When the fire threatened 75 structures Sunday afternoon, public safety officials ordered residents of Oak Hill Lane and Curry Canyon Road to evacuate to the Clayton Community Library. Contra Costa sheriff’s deputies rolled through the neighborhoods at about 4 p.m., using loudspeakers to inform people there was a mandatory evacuation and that they needed to leave immediately.
By Sunday evening, about 250 firefighters from six departments were working to halt the fire’s progress. Air tankers and helicopters doused the fire from above until darkness grounded the aircraft.
Dennis Rein, a public information officer for the Contra Costa Fire Protection District, said Sunday evening the fire would probably burn all night and into morning.
Rein said fighting a fire on the mountain is tough, but it’s particularly tough on that side of Diablo. There are few fire roads and the terrain is steep.
He said the town of Clayton appeared safe for the time being.
On Sunday evening, people walked the streets of the small town, peering up at the smoky mountain top.
“Any fire on that mountain is scary,” said Clayton Mayor Julie Pierce, who was at the library waiting for evacuees.
At 7 p.m., only a handful of people from the fire area had arrived at the library.

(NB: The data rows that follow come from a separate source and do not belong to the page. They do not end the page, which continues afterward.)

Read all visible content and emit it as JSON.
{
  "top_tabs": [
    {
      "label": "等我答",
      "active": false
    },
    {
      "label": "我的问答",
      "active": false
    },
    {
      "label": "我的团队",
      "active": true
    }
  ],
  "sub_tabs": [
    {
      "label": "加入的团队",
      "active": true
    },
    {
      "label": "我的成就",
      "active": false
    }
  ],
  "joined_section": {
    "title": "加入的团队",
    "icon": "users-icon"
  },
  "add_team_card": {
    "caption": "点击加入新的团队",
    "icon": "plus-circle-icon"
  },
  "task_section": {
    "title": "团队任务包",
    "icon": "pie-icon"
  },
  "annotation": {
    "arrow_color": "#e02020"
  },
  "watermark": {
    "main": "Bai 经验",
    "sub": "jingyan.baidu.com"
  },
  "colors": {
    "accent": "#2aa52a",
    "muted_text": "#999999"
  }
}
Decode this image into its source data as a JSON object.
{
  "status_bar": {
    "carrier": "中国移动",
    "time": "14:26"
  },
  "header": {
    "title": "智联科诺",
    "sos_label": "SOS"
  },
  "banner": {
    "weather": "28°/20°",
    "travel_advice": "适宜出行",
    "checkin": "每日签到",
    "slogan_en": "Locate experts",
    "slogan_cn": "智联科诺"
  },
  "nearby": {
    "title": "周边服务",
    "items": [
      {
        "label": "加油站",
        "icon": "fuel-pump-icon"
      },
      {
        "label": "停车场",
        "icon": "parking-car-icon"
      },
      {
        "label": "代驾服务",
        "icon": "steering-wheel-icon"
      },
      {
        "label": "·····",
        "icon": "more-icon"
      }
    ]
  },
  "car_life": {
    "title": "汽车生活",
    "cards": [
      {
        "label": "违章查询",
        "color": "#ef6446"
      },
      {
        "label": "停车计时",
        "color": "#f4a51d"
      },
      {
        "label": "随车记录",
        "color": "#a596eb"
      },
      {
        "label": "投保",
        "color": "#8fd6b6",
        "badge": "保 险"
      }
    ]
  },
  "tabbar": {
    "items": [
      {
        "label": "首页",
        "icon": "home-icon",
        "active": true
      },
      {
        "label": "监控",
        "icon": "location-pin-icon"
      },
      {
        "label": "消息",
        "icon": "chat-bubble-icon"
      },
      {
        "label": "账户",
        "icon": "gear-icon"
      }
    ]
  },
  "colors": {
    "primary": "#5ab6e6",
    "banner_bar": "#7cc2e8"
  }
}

One of them was a woman who identified herself as Virginia. She lives in a trailer park in the Morgan Territory area.
She said there was a lot of smoke in her neighborhood throughout the afternoon. Residents couldn’t see the flames, but they were a “bit concerned” about the fire.
Virginia grabbed “a few things you can’t replace” such as photographs and drove to the Clayton Library.
She didn’t know when she’d be allowed back home and at that time she wasn’t sure where she would sleep Sunday night.
American Red Cross volunteers were at the library, trying to find accommodations.
People with horses boarded in the fire zone were advised to take their animals to the equestrian center at Heather Farm Park in Walnut Creek.
A short distance away at the park and ride lot at the Peacock Creek housing tract, members of the Concord Mount Diablo Trail Ride Association had gathered.
The members had driven out to stables in the fire zone and evacuated two dozen horses.
Elaine Baker, a Concord resident and member of the association, said they didn’t wait for evacuation orders to go get the horses.
“Even if it seemed premature and silly, we wanted to go out there,” said Baker. “It wasn’t silly to us.”